▼

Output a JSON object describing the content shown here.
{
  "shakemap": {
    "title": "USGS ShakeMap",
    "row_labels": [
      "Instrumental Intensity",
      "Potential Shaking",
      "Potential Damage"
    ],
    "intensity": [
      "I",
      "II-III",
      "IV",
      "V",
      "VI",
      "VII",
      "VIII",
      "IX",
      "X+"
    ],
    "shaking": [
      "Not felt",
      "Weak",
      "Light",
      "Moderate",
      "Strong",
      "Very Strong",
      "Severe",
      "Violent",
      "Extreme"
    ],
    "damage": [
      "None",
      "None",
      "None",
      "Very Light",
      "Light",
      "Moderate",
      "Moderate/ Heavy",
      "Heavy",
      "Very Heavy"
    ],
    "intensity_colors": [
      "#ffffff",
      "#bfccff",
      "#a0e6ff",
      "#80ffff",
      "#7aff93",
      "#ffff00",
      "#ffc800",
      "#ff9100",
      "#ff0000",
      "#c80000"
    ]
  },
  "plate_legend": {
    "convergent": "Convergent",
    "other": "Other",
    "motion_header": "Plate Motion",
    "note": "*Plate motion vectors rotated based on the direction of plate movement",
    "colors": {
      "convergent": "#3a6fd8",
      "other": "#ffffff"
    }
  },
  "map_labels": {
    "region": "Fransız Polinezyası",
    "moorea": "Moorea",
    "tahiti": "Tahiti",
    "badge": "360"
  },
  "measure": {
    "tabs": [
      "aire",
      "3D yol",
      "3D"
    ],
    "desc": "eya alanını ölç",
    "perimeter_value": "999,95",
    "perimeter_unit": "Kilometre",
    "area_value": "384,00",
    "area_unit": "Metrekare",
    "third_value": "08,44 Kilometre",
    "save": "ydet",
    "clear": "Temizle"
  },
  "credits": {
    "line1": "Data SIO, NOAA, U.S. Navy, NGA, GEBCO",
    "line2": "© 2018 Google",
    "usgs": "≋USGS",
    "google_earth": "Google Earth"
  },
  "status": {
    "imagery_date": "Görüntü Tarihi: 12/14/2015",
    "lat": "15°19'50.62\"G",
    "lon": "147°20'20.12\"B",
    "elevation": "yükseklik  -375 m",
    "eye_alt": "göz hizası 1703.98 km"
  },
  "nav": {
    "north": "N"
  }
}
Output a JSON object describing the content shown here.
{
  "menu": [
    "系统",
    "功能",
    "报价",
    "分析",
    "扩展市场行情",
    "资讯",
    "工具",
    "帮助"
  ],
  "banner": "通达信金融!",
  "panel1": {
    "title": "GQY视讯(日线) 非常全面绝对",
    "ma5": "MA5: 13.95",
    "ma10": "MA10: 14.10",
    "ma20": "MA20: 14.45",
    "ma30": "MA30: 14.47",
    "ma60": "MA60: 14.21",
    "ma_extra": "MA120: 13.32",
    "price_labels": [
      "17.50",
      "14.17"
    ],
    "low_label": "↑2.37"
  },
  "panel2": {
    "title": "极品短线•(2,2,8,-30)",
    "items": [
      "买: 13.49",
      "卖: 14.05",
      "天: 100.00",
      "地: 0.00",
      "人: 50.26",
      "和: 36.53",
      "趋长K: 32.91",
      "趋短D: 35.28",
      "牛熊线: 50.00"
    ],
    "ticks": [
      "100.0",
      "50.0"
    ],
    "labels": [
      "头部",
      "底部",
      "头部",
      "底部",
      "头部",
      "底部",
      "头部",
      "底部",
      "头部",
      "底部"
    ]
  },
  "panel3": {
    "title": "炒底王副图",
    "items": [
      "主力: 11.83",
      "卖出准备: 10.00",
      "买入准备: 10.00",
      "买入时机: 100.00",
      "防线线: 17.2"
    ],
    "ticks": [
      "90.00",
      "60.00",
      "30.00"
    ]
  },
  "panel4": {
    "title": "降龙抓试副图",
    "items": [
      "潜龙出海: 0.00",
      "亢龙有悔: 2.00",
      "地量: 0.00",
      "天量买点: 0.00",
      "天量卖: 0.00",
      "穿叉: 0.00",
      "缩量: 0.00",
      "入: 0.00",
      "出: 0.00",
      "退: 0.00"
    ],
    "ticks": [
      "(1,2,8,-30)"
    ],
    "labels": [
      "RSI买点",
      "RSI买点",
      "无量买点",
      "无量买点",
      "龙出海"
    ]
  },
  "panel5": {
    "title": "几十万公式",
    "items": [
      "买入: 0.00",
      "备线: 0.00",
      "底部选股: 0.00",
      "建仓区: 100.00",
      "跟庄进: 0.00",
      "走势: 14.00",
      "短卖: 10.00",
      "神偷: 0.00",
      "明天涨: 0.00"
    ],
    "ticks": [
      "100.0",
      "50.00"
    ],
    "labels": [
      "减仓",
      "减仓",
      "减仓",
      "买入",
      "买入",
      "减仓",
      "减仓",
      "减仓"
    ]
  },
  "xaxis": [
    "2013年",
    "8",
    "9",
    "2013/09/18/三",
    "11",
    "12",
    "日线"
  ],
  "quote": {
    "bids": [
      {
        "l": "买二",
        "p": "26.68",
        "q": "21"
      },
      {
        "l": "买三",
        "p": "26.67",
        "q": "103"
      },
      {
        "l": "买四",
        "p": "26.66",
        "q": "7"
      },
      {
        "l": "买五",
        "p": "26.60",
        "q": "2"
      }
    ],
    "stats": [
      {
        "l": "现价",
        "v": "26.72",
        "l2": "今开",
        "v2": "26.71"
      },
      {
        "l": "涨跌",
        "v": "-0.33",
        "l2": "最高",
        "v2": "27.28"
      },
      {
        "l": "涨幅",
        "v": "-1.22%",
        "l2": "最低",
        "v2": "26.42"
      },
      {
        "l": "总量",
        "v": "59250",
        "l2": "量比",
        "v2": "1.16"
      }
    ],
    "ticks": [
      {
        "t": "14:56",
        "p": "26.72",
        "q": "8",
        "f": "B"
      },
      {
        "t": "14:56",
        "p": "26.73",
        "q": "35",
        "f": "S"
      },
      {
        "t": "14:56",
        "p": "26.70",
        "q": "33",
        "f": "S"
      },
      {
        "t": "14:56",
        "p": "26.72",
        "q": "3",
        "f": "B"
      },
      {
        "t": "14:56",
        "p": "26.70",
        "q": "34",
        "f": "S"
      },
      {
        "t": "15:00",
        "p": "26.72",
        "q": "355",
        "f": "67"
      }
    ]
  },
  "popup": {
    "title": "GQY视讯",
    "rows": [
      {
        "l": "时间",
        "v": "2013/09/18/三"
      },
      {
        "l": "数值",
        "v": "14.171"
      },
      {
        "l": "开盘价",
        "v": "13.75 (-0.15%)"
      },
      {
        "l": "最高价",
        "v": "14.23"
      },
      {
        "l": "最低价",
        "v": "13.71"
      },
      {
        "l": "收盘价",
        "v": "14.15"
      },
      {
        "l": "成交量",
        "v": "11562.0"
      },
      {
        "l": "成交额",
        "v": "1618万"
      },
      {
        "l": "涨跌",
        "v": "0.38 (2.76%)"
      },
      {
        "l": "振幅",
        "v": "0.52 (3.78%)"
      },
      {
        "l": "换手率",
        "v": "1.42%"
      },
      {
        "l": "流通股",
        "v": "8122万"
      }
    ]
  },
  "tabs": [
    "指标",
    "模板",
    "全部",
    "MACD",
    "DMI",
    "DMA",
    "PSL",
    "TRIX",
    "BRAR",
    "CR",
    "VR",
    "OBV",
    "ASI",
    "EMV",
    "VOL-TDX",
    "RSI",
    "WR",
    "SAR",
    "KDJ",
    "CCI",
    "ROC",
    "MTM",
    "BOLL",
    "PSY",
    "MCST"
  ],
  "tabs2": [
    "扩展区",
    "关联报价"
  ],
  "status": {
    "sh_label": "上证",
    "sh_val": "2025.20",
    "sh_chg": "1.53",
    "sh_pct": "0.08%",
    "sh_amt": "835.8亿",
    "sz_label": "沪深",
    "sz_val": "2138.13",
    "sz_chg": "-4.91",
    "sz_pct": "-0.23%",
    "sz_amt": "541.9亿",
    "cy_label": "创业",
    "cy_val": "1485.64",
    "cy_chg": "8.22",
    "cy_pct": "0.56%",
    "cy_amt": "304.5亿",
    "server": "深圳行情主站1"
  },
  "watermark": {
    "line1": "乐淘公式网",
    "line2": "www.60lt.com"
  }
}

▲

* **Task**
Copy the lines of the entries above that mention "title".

* **Worked solution**
    "title": "USGS ShakeMap",
    "title": "GQY视讯(日线) 非常全面绝对",
    "title": "极品短线•(2,2,8,-30)",
    "title": "炒底王副图",
    "title": "降龙抓试副图",
    "title": "几十万公式",
    "title": "GQY视讯",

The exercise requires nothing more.